Impact of thyroid status and thyroid autoimmunity on assisted reproduction technology outcome
G. Mintziori, E. Gialamas, K. Dosopoulos, D. Zouzoulas, G. Gitas, C. Venetis, E. Kolibianakis, D. Goulis & B. Tarlatzis
Introduction: The current evidence on the association between thyroid function or thyroid autoimmunity (TAI) and reproductive outcomes after assisted reproduction techniques (ART) is scarce and inconclusive.
Objective: To record ART outcome according to function and TAI status of thyroid gland.
Methods: A group of 226 subfertile women that underwent any method of ART (IVF, ICSI, intra-uterine insemination (IUI)) from January 2006 to December 2010 were included in the study. Women were excluded if they had failed to complete the ART protocol or if they had a history of thyroid disease. In case more than one ART cycle was applied to a certain woman, only the first one was included in the study.
Results: Studied women were divided into subgroups according to serum TSH concentrations and presence of TAI. Nine had TSH <0.05 μIU/ml, 156 between 0.05 and 2.5 μIU/ml, 51 between 2.5 and 4.5 μIU/ml and nine >4.5 μIU/ml. Overall, 37% of women achieved biochemical pregnancy, 33% clinical pregnancies and 2% miscarried. The live birth rate was 29%. No difference was found among the four TSH or the two TAI subgroups regarding reproductive outcomes.
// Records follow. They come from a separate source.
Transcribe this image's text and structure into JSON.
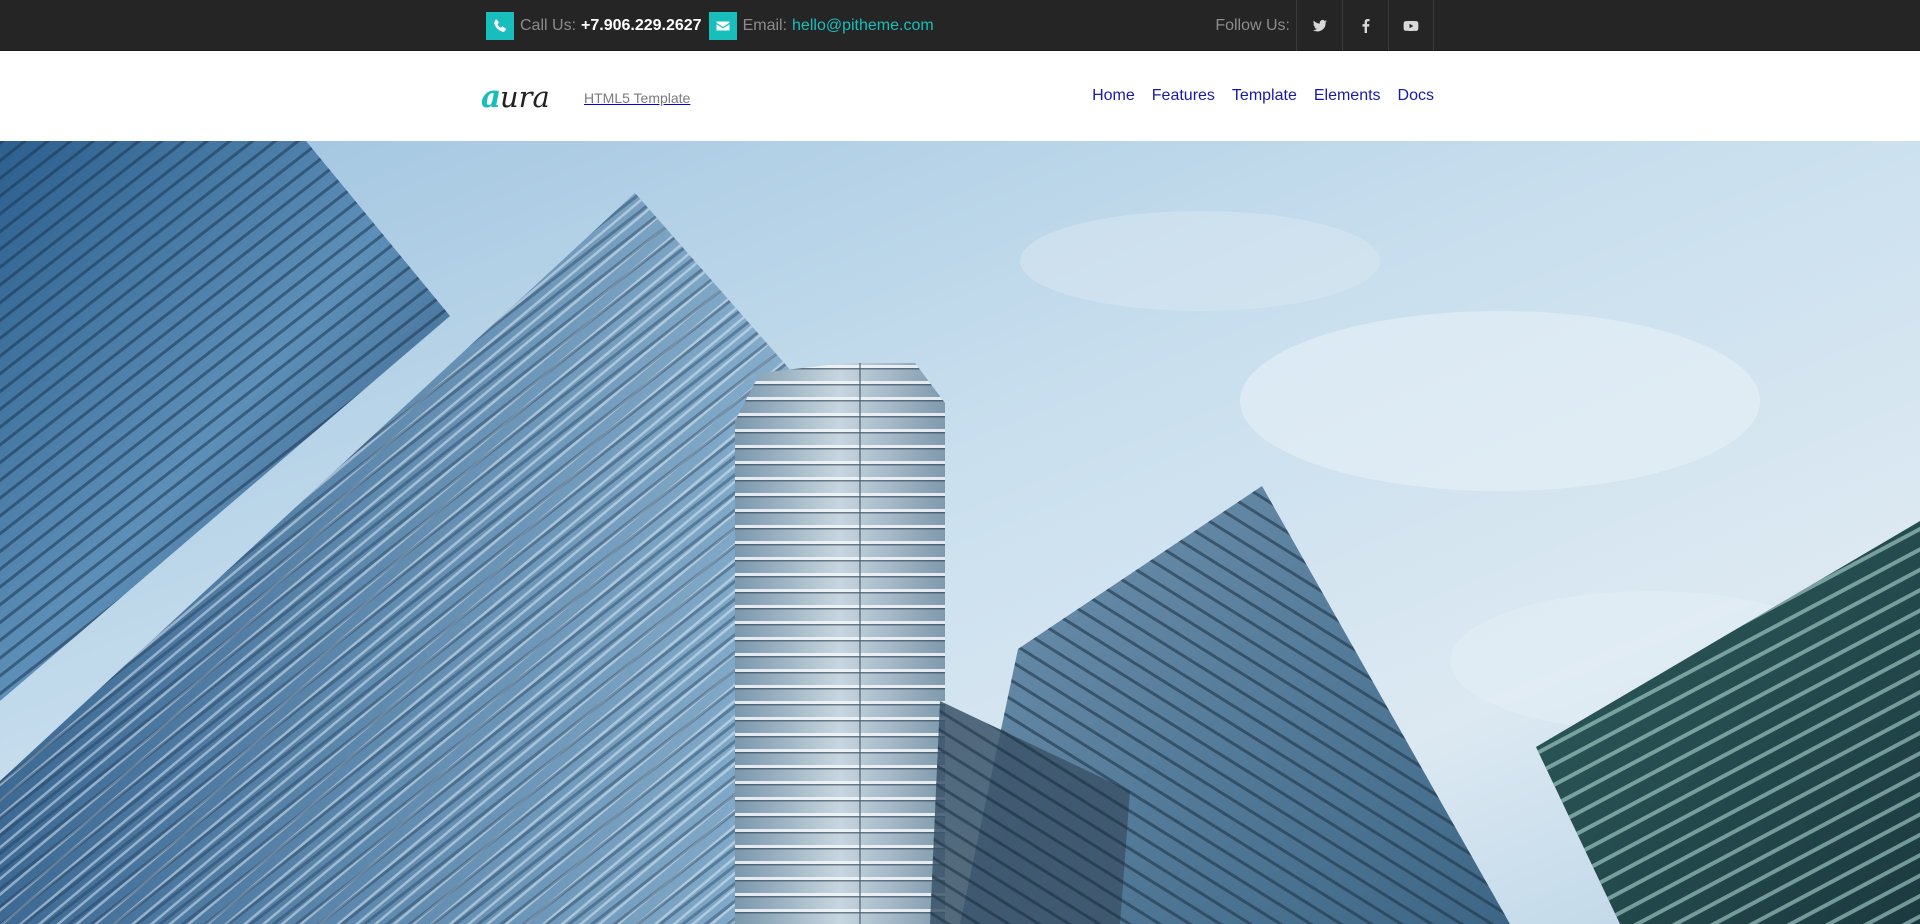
{
  "topbar": {
    "call_label": "Call Us:",
    "phone": "+7.906.229.2627",
    "email_label": "Email:",
    "email": "hello@pitheme.com",
    "follow_label": "Follow Us:",
    "social": [
      {
        "name": "twitter-icon"
      },
      {
        "name": "facebook-icon"
      },
      {
        "name": "youtube-icon"
      }
    ]
  },
  "header": {
    "logo_text": "aura",
    "tagline": "HTML5 Template",
    "nav": [
      "Home",
      "Features",
      "Template",
      "Elements",
      "Docs"
    ]
  },
  "colors": {
    "accent": "#17bebb",
    "topbar_bg": "#252525",
    "nav_link": "#1a1aa6"
  },
  "hero": {
    "image": "low-angle view of glass skyscrapers against a blue sky"
  }
}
Age was negatively correlated to numbers of retrieved (r=−0.349, P<0.001) and fertilized oocytes (r=−0.344, P<0.001).
Conclusion: This study was not able to demonstrate a relationship between thyroid function or TAI and reproductive outcome after ART. Nevertheless, further prospective trial should be made, studying thyroid function not only before but also during the ART cycle.
Declaration of interest: The authors declare that there is no conflict of interest that could be perceived as prejudicing the impartiality of the research project.
Funding: This research did not receive any specific grant from any funding agency in the public, commercial or not-for-profit sector.